Nevertheless, even with such assessments, healthcare institutions must continuously monitor and update their compliance efforts to address threats and regulatory changes. Given the consequences of HIPAA non-compliance, healthcare institutions must be sure to maintain compliance. Here are the key steps that a healthcare institution must undertake. Conduct regular risk assessments. Develop policies and procedures that align with HIPAA requirements. Regularly train employees on HIPAA rules and their responsibilities for safeguarding PHI. Implement and regularly review physical and technical safeguards to protect ePHI. Develop and maintain an incident response plan to address breaches or security incidents promptly.
Ensure that all business associates who handle PHI on behalf of the institution sign HIPAA-compliant business associate agreements, specifying their obligations for protecting PHI. Conduct internal audits and monitoring to assess ongoing compliance. Address any identified deficiencies promptly.
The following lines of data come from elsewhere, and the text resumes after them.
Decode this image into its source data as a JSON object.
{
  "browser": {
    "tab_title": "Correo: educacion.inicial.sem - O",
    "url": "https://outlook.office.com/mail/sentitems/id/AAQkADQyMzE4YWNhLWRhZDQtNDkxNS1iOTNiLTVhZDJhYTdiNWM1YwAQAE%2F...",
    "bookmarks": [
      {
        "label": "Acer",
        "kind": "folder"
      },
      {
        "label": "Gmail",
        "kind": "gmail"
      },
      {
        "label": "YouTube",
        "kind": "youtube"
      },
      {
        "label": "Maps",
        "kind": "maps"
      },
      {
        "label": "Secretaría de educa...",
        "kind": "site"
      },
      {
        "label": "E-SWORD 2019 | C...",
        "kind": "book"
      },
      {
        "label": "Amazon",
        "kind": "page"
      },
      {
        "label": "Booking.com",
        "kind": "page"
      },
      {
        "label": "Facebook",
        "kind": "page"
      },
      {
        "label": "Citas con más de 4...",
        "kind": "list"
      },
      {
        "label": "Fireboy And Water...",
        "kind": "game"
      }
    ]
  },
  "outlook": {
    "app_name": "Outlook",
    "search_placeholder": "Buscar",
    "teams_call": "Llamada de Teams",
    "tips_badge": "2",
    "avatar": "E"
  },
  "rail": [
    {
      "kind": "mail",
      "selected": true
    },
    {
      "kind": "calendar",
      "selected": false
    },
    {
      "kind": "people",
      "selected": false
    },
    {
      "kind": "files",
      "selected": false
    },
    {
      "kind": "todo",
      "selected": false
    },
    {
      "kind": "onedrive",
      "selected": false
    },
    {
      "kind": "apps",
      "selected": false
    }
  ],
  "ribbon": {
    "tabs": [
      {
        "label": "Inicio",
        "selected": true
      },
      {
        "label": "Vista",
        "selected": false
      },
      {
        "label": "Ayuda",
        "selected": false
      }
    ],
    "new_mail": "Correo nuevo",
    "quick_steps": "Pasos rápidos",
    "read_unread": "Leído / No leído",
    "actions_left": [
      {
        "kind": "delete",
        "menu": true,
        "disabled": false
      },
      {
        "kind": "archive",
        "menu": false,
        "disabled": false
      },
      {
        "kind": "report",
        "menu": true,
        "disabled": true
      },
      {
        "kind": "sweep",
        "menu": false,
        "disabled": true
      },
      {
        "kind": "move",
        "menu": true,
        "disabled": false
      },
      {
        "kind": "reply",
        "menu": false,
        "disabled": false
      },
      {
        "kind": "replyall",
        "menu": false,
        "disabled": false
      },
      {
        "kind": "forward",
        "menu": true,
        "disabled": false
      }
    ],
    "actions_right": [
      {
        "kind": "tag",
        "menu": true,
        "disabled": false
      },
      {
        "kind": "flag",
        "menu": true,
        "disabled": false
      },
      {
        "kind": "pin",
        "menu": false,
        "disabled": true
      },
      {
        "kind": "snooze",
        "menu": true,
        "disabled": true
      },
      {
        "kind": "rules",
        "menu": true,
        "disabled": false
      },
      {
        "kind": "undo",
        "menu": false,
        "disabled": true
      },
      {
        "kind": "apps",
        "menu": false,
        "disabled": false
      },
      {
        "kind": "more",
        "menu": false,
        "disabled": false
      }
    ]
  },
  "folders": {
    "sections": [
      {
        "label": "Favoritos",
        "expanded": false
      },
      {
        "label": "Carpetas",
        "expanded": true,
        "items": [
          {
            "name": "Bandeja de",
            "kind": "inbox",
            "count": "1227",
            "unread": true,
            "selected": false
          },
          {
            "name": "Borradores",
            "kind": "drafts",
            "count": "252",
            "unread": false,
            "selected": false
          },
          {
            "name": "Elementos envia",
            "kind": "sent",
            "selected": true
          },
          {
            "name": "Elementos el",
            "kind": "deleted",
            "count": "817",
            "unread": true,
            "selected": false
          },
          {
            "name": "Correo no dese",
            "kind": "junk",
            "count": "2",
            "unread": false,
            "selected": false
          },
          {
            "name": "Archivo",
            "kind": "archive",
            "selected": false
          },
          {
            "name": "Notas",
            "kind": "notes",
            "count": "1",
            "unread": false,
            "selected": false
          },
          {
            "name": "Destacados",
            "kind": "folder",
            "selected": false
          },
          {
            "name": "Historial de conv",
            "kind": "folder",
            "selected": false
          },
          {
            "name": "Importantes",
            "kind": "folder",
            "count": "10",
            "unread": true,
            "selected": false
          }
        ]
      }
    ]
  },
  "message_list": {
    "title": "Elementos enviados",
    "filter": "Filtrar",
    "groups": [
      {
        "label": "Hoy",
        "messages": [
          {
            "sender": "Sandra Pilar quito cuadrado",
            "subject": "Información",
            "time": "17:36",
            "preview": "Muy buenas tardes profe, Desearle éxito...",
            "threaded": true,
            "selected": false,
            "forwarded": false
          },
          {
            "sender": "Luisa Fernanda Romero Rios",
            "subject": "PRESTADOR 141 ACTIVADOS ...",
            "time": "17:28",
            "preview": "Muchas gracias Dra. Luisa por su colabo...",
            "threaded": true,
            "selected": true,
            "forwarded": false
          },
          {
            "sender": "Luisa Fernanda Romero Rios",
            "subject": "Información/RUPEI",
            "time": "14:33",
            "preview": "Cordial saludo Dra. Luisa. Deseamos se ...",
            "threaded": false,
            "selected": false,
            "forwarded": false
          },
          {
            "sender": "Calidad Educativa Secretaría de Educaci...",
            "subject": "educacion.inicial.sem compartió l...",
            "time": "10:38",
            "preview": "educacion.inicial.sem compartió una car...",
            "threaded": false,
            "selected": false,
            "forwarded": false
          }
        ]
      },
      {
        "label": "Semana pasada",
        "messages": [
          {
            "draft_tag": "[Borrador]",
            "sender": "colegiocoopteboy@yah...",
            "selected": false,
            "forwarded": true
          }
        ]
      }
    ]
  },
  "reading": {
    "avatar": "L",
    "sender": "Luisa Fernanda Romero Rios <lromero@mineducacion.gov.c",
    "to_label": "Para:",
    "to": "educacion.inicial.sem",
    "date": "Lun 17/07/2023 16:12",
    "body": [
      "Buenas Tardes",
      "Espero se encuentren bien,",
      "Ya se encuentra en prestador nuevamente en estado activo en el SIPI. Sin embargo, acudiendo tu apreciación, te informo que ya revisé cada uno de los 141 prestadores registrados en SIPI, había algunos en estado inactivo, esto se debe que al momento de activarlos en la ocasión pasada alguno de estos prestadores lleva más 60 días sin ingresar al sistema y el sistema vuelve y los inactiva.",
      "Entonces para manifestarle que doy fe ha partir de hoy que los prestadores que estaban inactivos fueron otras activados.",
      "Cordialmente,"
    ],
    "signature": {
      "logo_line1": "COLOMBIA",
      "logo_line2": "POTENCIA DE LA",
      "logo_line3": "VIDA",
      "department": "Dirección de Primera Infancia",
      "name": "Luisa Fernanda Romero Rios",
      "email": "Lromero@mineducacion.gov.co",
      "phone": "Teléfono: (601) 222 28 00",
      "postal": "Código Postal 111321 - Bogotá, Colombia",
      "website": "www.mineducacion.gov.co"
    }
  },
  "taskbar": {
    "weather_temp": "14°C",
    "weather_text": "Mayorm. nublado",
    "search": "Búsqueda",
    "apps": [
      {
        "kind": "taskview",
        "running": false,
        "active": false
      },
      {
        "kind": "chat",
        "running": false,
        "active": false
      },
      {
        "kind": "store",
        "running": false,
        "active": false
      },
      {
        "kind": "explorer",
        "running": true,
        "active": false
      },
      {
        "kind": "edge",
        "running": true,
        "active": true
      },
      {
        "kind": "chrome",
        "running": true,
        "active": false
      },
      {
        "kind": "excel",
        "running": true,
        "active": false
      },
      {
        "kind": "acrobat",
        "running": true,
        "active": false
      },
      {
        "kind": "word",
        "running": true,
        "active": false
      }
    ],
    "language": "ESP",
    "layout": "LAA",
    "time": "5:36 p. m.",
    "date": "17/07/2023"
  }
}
Maintain records of compliance efforts, including policies, training records, risk assessments, and incident reports. Keep abreast of changes in HIPAA regulations and guidance issued by HHS and OCR to ensure ongoing compliance with evolving requirements.
Healthcare institutions face consequences for HIPAA compliance violations. While there is no formal “HIPAA certification,” adherence to HIPAA standards is legally mandated, and non-compliance can result in civil monetary penalties, criminal charges, legal liability, loss of patient trust, reputation damage, business disruption, exclusion from federal programs, and the need for corrective action plans. Healthcare institutions must remain alert, continuously update their compliance efforts, and prioritize the protection of patient information to avoid repercussions and maintain the trust and well-being of their patients and stakeholders.